→ Source data

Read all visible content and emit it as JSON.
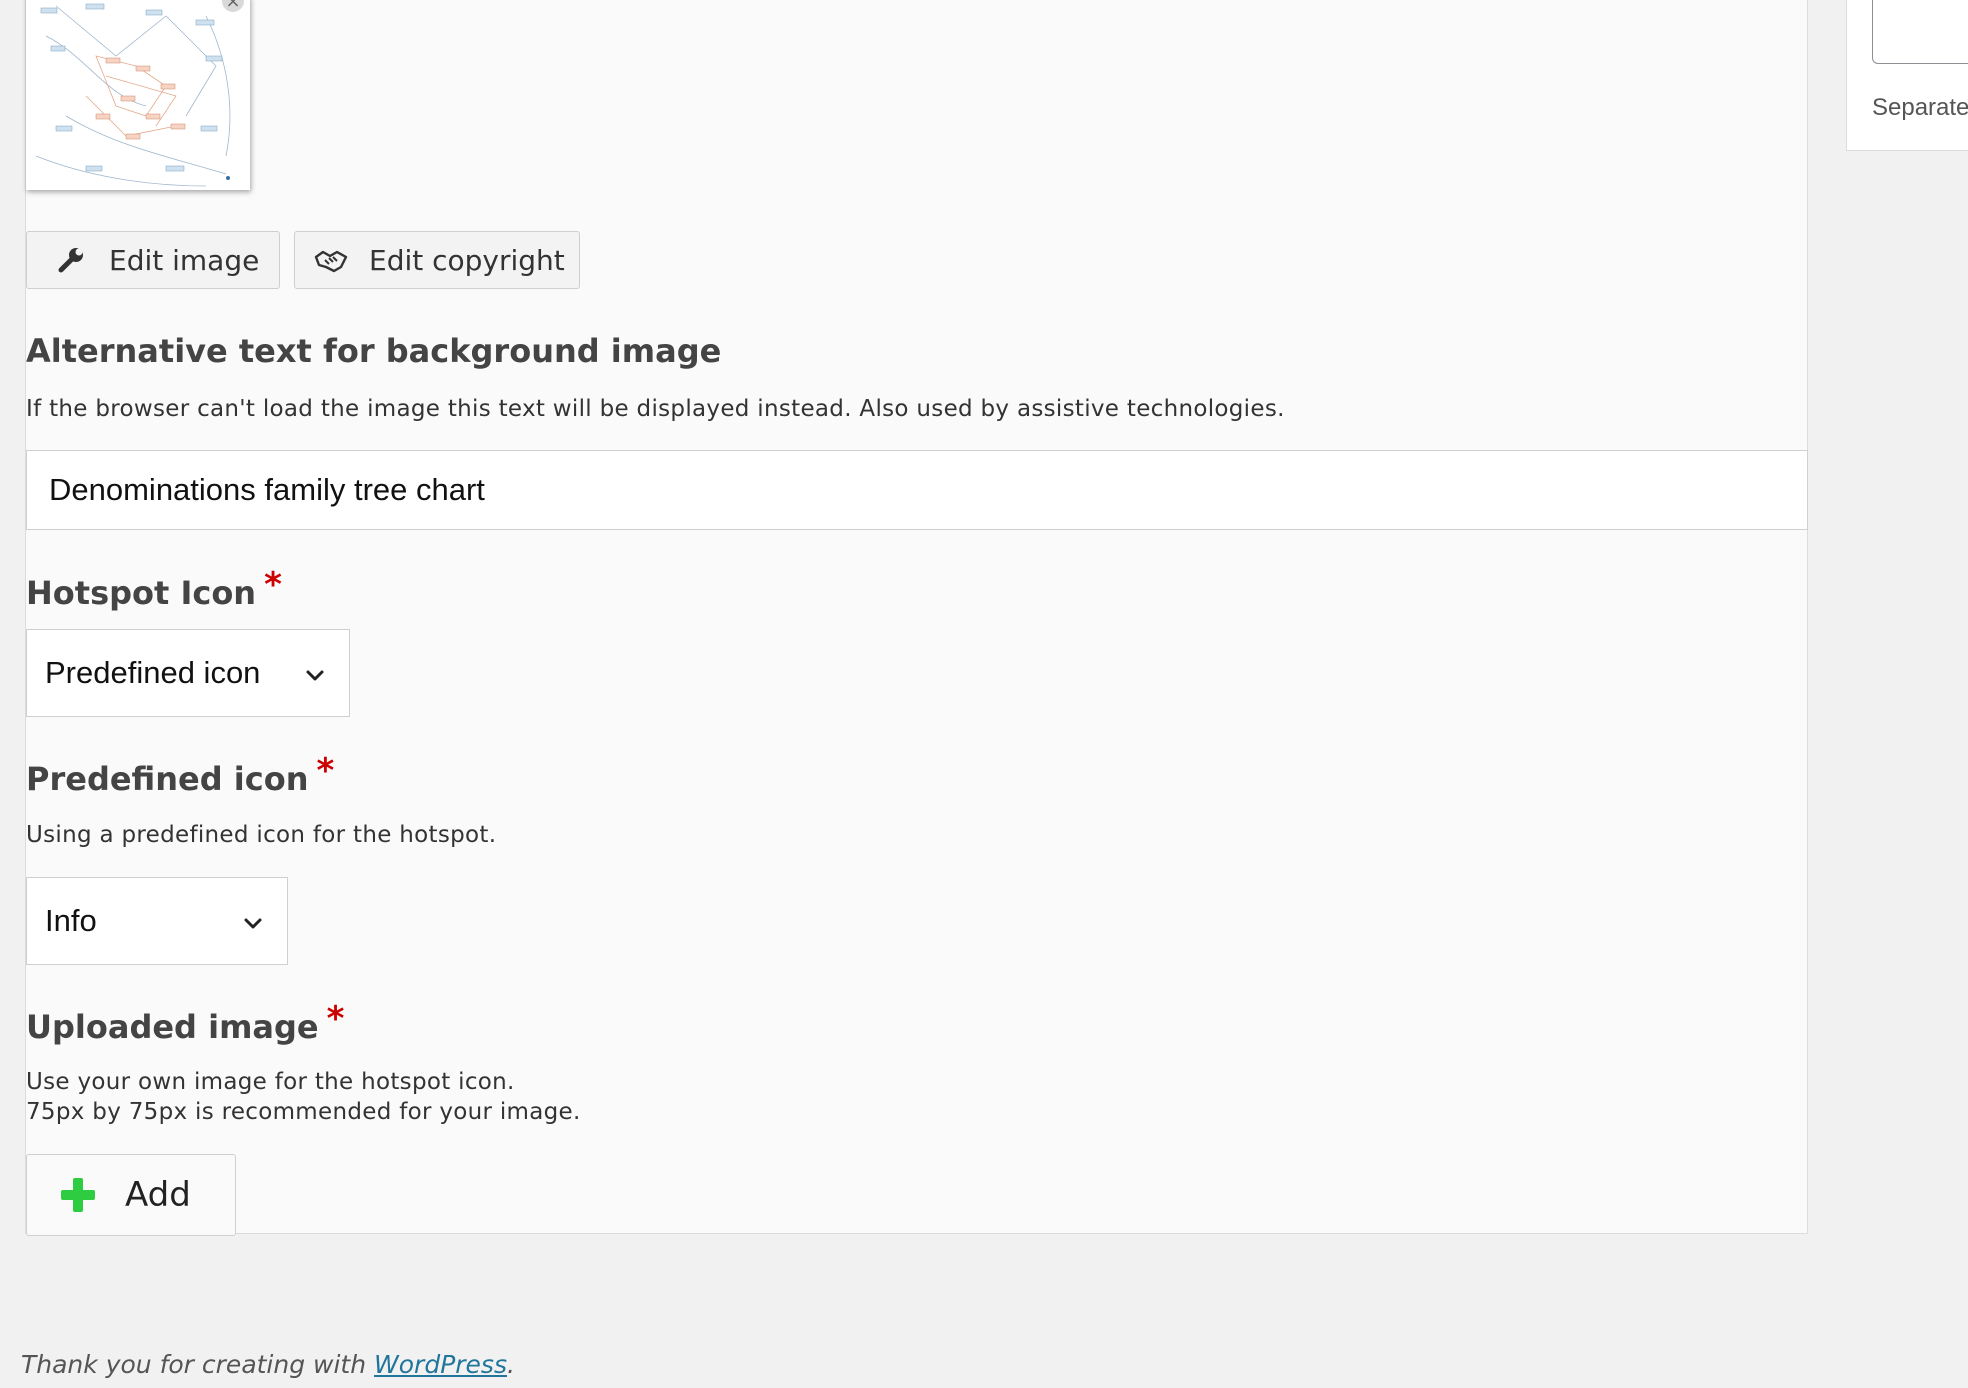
{
  "sidebar": {
    "label": "Separate"
  },
  "thumbnail": {
    "remove_symbol": "×"
  },
  "buttons": {
    "edit_image": "Edit image",
    "edit_copyright": "Edit copyright"
  },
  "alt_text": {
    "label": "Alternative text for background image",
    "description": "If the browser can't load the image this text will be displayed instead. Also used by assistive technologies.",
    "value": "Denominations family tree chart"
  },
  "hotspot_icon": {
    "label": "Hotspot Icon",
    "selected": "Predefined icon"
  },
  "predefined_icon": {
    "label": "Predefined icon",
    "description": "Using a predefined icon for the hotspot.",
    "selected": "Info"
  },
  "uploaded_image": {
    "label": "Uploaded image",
    "description_line1": "Use your own image for the hotspot icon.",
    "description_line2": "75px by 75px is recommended for your image.",
    "add_label": "Add"
  },
  "required_marker": "*",
  "footer": {
    "prefix": "Thank you for creating with ",
    "link": "WordPress",
    "suffix": "."
  },
  "colors": {
    "required": "#cc0000",
    "add_icon": "#2ecc40",
    "link": "#21759b",
    "panel_bg": "#fafafa",
    "page_bg": "#f1f1f1"
  },
  "icons": [
    "wrench-icon",
    "handshake-icon",
    "chevron-down-icon",
    "plus-icon",
    "close-icon"
  ]
}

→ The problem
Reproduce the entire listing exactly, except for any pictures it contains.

→ Exercise solution
Read all visible content and emit it as JSON.
{
  "sidebar": {
    "label": "Separate"
  },
  "thumbnail": {
    "remove_symbol": "×"
  },
  "buttons": {
    "edit_image": "Edit image",
    "edit_copyright": "Edit copyright"
  },
  "alt_text": {
    "label": "Alternative text for background image",
    "description": "If the browser can't load the image this text will be displayed instead. Also used by assistive technologies.",
    "value": "Denominations family tree chart"
  },
  "hotspot_icon": {
    "label": "Hotspot Icon",
    "selected": "Predefined icon"
  },
  "predefined_icon": {
    "label": "Predefined icon",
    "description": "Using a predefined icon for the hotspot.",
    "selected": "Info"
  },
  "uploaded_image": {
    "label": "Uploaded image",
    "description_line1": "Use your own image for the hotspot icon.",
    "description_line2": "75px by 75px is recommended for your image.",
    "add_label": "Add"
  },
  "required_marker": "*",
  "footer": {
    "prefix": "Thank you for creating with ",
    "link": "WordPress",
    "suffix": "."
  },
  "colors": {
    "required": "#cc0000",
    "add_icon": "#2ecc40",
    "link": "#21759b",
    "panel_bg": "#fafafa",
    "page_bg": "#f1f1f1"
  },
  "icons": [
    "wrench-icon",
    "handshake-icon",
    "chevron-down-icon",
    "plus-icon",
    "close-icon"
  ]
}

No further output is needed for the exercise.